[[ EXERCISE MATERIALS, beginning ]]

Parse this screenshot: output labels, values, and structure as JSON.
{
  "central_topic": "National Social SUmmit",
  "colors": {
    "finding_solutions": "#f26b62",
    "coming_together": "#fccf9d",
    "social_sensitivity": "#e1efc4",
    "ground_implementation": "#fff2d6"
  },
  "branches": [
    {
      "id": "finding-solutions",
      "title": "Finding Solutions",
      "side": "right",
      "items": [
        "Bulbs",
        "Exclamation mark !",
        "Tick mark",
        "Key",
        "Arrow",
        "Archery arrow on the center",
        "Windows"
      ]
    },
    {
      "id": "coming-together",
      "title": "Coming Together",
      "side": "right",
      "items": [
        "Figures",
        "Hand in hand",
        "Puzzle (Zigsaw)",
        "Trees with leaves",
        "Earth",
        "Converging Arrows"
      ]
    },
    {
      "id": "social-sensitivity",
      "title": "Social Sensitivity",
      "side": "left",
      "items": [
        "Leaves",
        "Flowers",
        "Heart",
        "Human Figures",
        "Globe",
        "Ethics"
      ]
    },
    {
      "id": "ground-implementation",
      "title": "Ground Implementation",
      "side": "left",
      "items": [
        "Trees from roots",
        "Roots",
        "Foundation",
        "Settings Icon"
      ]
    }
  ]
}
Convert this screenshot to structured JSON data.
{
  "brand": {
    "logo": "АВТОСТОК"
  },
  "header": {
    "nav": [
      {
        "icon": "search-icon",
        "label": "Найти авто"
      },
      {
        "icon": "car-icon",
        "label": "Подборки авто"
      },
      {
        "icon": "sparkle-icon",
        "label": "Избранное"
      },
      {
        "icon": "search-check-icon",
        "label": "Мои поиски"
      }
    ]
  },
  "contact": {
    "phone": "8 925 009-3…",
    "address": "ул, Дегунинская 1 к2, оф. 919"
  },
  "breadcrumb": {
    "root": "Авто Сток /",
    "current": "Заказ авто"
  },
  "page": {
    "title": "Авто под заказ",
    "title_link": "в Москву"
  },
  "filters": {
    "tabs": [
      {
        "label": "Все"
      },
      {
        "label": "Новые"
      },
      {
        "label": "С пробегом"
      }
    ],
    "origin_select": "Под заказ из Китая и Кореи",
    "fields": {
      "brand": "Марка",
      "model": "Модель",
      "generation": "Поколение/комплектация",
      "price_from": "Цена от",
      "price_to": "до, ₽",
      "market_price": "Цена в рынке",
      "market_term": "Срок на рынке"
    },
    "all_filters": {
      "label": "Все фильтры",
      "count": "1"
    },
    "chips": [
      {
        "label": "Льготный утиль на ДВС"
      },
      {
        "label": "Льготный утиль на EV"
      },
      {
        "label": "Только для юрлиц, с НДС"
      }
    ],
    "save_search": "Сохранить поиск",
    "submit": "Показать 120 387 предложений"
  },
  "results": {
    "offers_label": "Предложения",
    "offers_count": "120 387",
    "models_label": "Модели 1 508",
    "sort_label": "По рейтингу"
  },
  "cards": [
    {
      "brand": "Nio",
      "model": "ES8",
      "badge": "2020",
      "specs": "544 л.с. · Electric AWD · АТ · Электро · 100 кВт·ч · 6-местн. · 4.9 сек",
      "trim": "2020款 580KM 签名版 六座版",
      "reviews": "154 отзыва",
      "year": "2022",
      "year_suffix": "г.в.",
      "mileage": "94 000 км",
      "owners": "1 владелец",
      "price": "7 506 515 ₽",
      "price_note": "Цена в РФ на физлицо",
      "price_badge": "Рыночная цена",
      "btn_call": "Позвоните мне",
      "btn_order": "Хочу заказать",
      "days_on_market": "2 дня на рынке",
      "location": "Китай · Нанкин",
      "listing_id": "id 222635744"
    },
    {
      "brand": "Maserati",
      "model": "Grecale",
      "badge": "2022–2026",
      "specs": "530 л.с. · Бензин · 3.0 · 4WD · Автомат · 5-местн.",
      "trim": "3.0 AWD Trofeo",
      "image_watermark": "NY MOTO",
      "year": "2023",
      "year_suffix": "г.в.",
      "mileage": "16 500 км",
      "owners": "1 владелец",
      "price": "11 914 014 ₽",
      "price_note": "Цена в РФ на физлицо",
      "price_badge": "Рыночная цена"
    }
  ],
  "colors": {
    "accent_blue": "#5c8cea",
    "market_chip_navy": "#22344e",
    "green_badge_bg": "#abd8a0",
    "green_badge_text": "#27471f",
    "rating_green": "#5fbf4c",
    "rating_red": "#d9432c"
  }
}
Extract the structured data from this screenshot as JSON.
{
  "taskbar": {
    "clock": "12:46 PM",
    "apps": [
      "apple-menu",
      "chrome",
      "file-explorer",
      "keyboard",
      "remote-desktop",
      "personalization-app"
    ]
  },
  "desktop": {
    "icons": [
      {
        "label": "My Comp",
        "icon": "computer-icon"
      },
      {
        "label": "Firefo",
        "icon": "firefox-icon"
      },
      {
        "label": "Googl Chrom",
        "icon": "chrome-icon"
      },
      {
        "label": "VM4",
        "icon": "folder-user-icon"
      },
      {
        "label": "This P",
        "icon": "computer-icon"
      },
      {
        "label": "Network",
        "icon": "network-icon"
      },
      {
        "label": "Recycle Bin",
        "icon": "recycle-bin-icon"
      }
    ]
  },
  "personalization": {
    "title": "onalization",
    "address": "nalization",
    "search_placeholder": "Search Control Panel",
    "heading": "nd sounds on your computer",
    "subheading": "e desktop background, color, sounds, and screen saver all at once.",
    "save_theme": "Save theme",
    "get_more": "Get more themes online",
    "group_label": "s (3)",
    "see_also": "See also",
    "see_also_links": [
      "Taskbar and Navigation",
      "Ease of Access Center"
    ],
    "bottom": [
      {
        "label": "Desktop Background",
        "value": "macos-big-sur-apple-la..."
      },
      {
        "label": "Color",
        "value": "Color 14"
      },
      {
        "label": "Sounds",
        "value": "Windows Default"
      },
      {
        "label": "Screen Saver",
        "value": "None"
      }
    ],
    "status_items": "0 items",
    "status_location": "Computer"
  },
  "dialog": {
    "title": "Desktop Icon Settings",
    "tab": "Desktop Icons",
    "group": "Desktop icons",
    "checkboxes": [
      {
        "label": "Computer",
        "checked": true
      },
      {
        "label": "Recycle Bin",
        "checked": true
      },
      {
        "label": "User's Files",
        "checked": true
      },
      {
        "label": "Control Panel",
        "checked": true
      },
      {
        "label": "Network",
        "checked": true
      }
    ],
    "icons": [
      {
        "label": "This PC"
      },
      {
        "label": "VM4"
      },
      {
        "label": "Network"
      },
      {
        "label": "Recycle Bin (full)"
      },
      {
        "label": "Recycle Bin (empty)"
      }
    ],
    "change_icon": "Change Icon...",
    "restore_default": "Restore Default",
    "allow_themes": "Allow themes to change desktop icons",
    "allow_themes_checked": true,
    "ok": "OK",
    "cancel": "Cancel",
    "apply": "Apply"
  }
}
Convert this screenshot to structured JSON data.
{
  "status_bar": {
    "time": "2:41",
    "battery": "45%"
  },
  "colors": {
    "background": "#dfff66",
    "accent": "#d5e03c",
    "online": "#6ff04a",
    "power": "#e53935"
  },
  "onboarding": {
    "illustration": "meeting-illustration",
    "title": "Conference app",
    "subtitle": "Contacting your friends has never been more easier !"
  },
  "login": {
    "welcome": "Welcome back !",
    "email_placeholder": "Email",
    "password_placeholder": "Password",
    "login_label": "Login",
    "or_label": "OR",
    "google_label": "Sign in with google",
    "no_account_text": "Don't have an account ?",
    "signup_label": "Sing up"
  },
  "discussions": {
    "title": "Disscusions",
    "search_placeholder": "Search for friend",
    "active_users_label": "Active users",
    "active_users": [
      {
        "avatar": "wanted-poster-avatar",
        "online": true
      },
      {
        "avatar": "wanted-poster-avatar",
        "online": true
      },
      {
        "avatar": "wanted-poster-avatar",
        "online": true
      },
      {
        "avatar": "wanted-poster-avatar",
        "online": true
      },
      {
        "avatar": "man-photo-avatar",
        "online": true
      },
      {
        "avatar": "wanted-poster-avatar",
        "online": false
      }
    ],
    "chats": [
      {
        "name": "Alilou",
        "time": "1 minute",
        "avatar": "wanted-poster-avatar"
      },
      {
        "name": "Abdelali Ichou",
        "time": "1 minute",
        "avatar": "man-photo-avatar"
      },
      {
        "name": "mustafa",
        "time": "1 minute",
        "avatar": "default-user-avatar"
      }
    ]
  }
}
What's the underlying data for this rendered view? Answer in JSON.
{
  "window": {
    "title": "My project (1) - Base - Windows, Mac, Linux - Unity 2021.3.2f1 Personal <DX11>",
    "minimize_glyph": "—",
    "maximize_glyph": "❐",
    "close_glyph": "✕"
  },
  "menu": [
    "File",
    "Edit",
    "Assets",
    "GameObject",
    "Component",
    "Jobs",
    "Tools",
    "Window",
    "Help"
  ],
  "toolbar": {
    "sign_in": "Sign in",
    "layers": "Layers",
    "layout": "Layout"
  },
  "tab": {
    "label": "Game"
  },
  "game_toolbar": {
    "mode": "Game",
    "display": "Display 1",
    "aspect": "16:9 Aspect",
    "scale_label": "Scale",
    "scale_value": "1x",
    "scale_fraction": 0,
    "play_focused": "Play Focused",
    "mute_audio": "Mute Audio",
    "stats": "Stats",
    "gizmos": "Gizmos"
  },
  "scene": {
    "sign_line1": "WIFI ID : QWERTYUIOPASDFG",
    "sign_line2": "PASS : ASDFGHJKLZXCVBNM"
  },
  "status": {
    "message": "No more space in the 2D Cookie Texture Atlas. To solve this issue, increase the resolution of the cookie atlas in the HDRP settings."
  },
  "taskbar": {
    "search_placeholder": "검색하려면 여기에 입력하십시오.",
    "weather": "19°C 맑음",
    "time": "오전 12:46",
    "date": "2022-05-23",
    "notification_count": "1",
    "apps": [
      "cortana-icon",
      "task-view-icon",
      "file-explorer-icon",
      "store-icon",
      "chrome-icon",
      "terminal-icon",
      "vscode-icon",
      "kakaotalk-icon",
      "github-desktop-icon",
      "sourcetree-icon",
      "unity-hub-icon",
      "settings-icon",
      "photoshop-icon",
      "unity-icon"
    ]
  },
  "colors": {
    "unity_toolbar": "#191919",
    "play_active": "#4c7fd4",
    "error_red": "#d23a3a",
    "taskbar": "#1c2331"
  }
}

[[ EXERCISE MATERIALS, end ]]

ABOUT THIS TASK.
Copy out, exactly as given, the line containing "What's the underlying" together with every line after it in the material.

COMPLETED TASK.
What's the underlying data for this rendered view? Answer in JSON.
{
  "window": {
    "title": "My project (1) - Base - Windows, Mac, Linux - Unity 2021.3.2f1 Personal <DX11>",
    "minimize_glyph": "—",
    "maximize_glyph": "❐",
    "close_glyph": "✕"
  },
  "menu": [
    "File",
    "Edit",
    "Assets",
    "GameObject",
    "Component",
    "Jobs",
    "Tools",
    "Window",
    "Help"
  ],
  "toolbar": {
    "sign_in": "Sign in",
    "layers": "Layers",
    "layout": "Layout"
  },
  "tab": {
    "label": "Game"
  },
  "game_toolbar": {
    "mode": "Game",
    "display": "Display 1",
    "aspect": "16:9 Aspect",
    "scale_label": "Scale",
    "scale_value": "1x",
    "scale_fraction": 0,
    "play_focused": "Play Focused",
    "mute_audio": "Mute Audio",
    "stats": "Stats",
    "gizmos": "Gizmos"
  },
  "scene": {
    "sign_line1": "WIFI ID : QWERTYUIOPASDFG",
    "sign_line2": "PASS : ASDFGHJKLZXCVBNM"
  },
  "status": {
    "message": "No more space in the 2D Cookie Texture Atlas. To solve this issue, increase the resolution of the cookie atlas in the HDRP settings."
  },
  "taskbar": {
    "search_placeholder": "검색하려면 여기에 입력하십시오.",
    "weather": "19°C 맑음",
    "time": "오전 12:46",
    "date": "2022-05-23",
    "notification_count": "1",
    "apps": [
      "cortana-icon",
      "task-view-icon",
      "file-explorer-icon",
      "store-icon",
      "chrome-icon",
      "terminal-icon",
      "vscode-icon",
      "kakaotalk-icon",
      "github-desktop-icon",
      "sourcetree-icon",
      "unity-hub-icon",
      "settings-icon",
      "photoshop-icon",
      "unity-icon"
    ]
  },
  "colors": {
    "unity_toolbar": "#191919",
    "play_active": "#4c7fd4",
    "error_red": "#d23a3a",
    "taskbar": "#1c2331"
  }
}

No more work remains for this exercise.